    [9] "The purpose of property division [on divorce] . . . is to unscramble the ownership of property, giving to each spouse what is equitably his." Id. (internal quotation marks omitted).

    [10] Section 46b-86 of the Connecticut General Statutes provides in pertinent part:

    (a) Unless and to the extent that the decree precludes modification, . . . any final order for the periodic payment of permanent alimony or support or an order for alimony or support pendente lite may at any time thereafter be continued, set aside, altered or modified by said court upon a showing of a substantial change in the circumstances of either party. . . . This section shall not apply to assignments under section 46b-81 or to any assignment of the estate or a portion thereof of one party to the other party under prior law.

    Conn. Gen.Stat. Ann. § 46b-86(a) (West 2002) (emphasis added).

    [11] Such an argument arguably would be unavailing in any event. See In re Lewis, 216 B.R. at 647 n. 1 (citing White v. White (In re White), 727 F.2d 884 (9th Cir.1984), for the proposition that "a lien . . . [is] not a sufficient ownership interest to constitute [a] homestead under Oregon [and Oklahoma] law.").

    [12] Because the court concludes that, as of the Petition Date, the Debtor had no interest in the Property itself, it is unnecessary for the court to determine what minimum quantum of interest in realty is necessary to satisfy the statutory requirement of "owner[ship]."

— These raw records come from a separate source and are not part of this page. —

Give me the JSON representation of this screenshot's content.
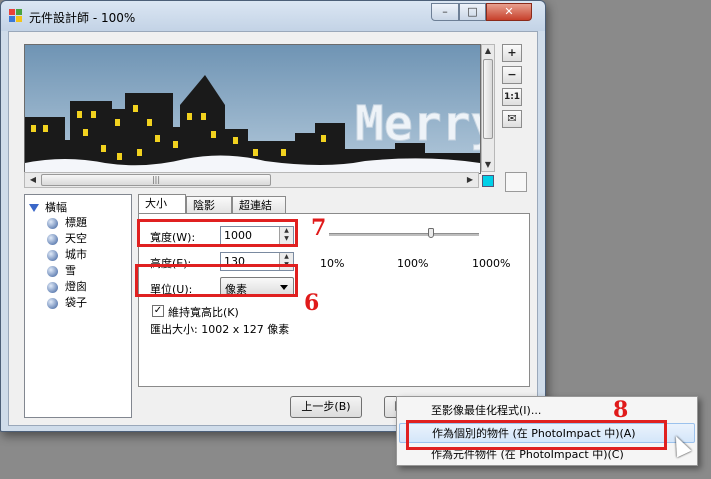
{
  "window": {
    "title": "元件設計師 - 100%",
    "controls": {
      "minimize": "–",
      "maximize": "□",
      "close": "✕"
    }
  },
  "preview": {
    "text": "Merry"
  },
  "toolbar": {
    "zoom_in": "+",
    "zoom_out": "−",
    "actual_size": "1:1",
    "mail": "✉"
  },
  "tree": {
    "root": "橫幅",
    "items": [
      "標題",
      "天空",
      "城市",
      "雪",
      "燈囪",
      "袋子"
    ]
  },
  "tabs": [
    "大小",
    "陰影",
    "超連結"
  ],
  "size_panel": {
    "width_label": "寬度(W):",
    "width_value": "1000",
    "height_label": "高度(E):",
    "height_value": "130",
    "unit_label": "單位(U):",
    "unit_value": "像素",
    "keep_ratio_label": "維持寬高比(K)",
    "keep_ratio_checked": true,
    "export_size": "匯出大小: 1002 x 127 像素",
    "slider_labels": [
      "10%",
      "100%",
      "1000%"
    ],
    "slider_level": 0.68
  },
  "buttons": {
    "prev": "上一步(B)",
    "next": "匯"
  },
  "annotations": {
    "n6": "6",
    "n7": "7",
    "n8": "8"
  },
  "context_menu": {
    "items": [
      "至影像最佳化程式(I)...",
      "作為個別的物件 (在 PhotoImpact 中)(A)",
      "作為元件物件 (在 PhotoImpact 中)(C)"
    ],
    "highlighted_index": 1
  },
  "colors": {
    "accent_red": "#e02020",
    "sky_top": "#7fa0bd",
    "window_yellow": "#f2d21f"
  }
}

    [13] The court will assume (for present purposes only) that the Property was the Debtor's statutory homestead immediately prior to the time at which she was divested of her interest in the Property pursuant to the Decree. Compare Connecticut Nat'l Bank N.A. v. Harding, No. CV XX-XXXXXXX, 1994 WL 174676 (Conn.Super.Ct. Jan.10, 1994) (proceeds from the sale of real property not exempt under Connecticut homestead exemption because the subject real property itself was not a statutory homestead at time of sale (or any other time); "[w]hat now exists and has existed since well before the effective date [of the 1993 homestead exemption statute] . . . is a bank account, not a piece of real estate.") (emphasis added) with In re Lewis, 216 B.R. at 647-48 (in the absence of proof of intent to abandon, court concluded that (even though the debtor was living elsewhere as a consequence of marital discord at the time of entry of such decree) the subject property was the debtor's homestead immediately before the debtor's interest in the same was awarded to his wife in divorce proceedings).

    [14] The rule as to . . . [forced or involuntary] sales, with its limitations, has been applied to money paid by way of damages awarded in condemnation proceedings for a right of way over the homestead premises, to the proceeds of a sale under foreclosure of a mortgage or deed of trust of the homestead premises, to the proceeds of a partition sale of the homestead premises, and to proceeds realized from the sale or involuntary transfer of a homestead pursuant to a divorce decree.

    Id. (footnotes omitted).

    [15] The court has considered the Debtor's other arguments and finds them unpersuasive.